2. Validate their experience, challenge their doubt and self-blame 

If they tell you more about what’s going on, listen to them, believe them, and reassure them that it’s not their fault.  

They might be doubting themselves or feeling like they are making a big deal out of nothing. Hearing things like ‘that sounds really difficult’, ‘this seems like it’s making you feel really bad’ lets them know that you are listening, you believe them, and what they are saying is valid. 

They might feel like something is all their fault or focus on things they’ve done wrong – after all, this is what they are hearing from the person who is abusing them all the time! You can offer a different perspective on this: saying things like “it doesn’t sound like it’s your fault”, “I don’t think you’ve done anything wrong here”, “what you’ve done seems reasonable to me”, can provide some reassurance for them and highlight that they are not to blame. 

It’s important to recognise that some of the most powerful forms of abuse are not physical – coercive control, financial abuse and psychological abuse can be extremely damaging and often result in a survivor feeling trapped and powerless. If someone discloses any form of abuse to you, validate their experience, support them, and advise them to seek help. 

3. Tell them about the support that is available 

You can share the number of the Solace’s helpline, the national domestic abuse helpline, or of local service (find out what’s available in your area on your local authority website). Let them know that the helplines are there to provide free, confidential support, that we will listen, and that we will never judge, stigmatise or blame them.  

Remember, specialist services are there to help provide support and advice. Don’t try to take it all on yourself and offer advice – what might be good advice for one person, could put another person at risk. Specialist workers can assess the risks, safety plan and provide advice and guidance. 

4. Find out how you can support them 

Ask them what you could do to support them. This could be arranging a code word that they can use over the phone or via text, so if they are in danger, you know to call 999. If it’s safe to do so, they could leave some emergency items at your place, such as some clothes, passport and essential documents, in case they and any children need to leave at short notice.

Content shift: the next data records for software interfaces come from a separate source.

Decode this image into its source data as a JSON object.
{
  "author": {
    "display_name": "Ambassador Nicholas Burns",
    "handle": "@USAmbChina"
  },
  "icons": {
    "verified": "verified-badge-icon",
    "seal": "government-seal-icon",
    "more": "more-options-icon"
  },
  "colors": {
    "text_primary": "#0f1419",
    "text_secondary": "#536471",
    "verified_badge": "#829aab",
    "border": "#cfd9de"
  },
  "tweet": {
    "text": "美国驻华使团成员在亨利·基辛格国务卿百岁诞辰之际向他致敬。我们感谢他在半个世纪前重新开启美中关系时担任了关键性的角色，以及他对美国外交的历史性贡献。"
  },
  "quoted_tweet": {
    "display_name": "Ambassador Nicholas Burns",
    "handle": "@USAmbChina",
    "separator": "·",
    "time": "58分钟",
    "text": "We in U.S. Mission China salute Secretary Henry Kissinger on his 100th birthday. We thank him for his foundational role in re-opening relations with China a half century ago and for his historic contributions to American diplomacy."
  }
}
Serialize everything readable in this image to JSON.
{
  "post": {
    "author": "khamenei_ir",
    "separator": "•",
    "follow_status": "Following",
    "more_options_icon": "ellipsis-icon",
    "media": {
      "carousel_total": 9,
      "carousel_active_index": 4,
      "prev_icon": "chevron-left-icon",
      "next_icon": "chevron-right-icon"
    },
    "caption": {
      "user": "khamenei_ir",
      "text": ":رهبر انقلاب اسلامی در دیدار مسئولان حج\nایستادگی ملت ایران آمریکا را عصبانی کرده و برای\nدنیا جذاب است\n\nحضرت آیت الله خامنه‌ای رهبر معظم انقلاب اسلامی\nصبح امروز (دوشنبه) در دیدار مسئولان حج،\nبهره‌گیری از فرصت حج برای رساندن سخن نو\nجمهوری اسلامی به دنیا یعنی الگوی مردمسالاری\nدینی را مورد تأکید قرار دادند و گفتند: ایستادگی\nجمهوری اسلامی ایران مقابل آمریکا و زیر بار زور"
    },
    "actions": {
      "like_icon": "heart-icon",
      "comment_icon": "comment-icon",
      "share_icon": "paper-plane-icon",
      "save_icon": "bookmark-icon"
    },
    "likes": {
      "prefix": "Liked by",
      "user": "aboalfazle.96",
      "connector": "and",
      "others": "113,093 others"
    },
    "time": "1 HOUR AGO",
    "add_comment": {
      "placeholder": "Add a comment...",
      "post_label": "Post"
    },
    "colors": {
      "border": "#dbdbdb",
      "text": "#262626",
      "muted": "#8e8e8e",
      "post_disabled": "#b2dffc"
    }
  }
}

If they do have to leave, encourage them to get to a safe place and call Solace, or the national helpline if it’s out of hours, to get advice on the next steps. 

Don’t! 

  • Insult their partner: think about a time when someone was mean or rude about someone you cared about – how did that feel?  
  • Ask them what they’ve done to ‘provoke’ the situation: they will be carrying enough blame and doubt, and they don’t need you to add to it! 
  • Try to force them to take action they’re not ready for: they will do that when they are ready.  
  • Try to manage the situation yourself: you are not alone in this, and neither is the survivor. Specialist support is available.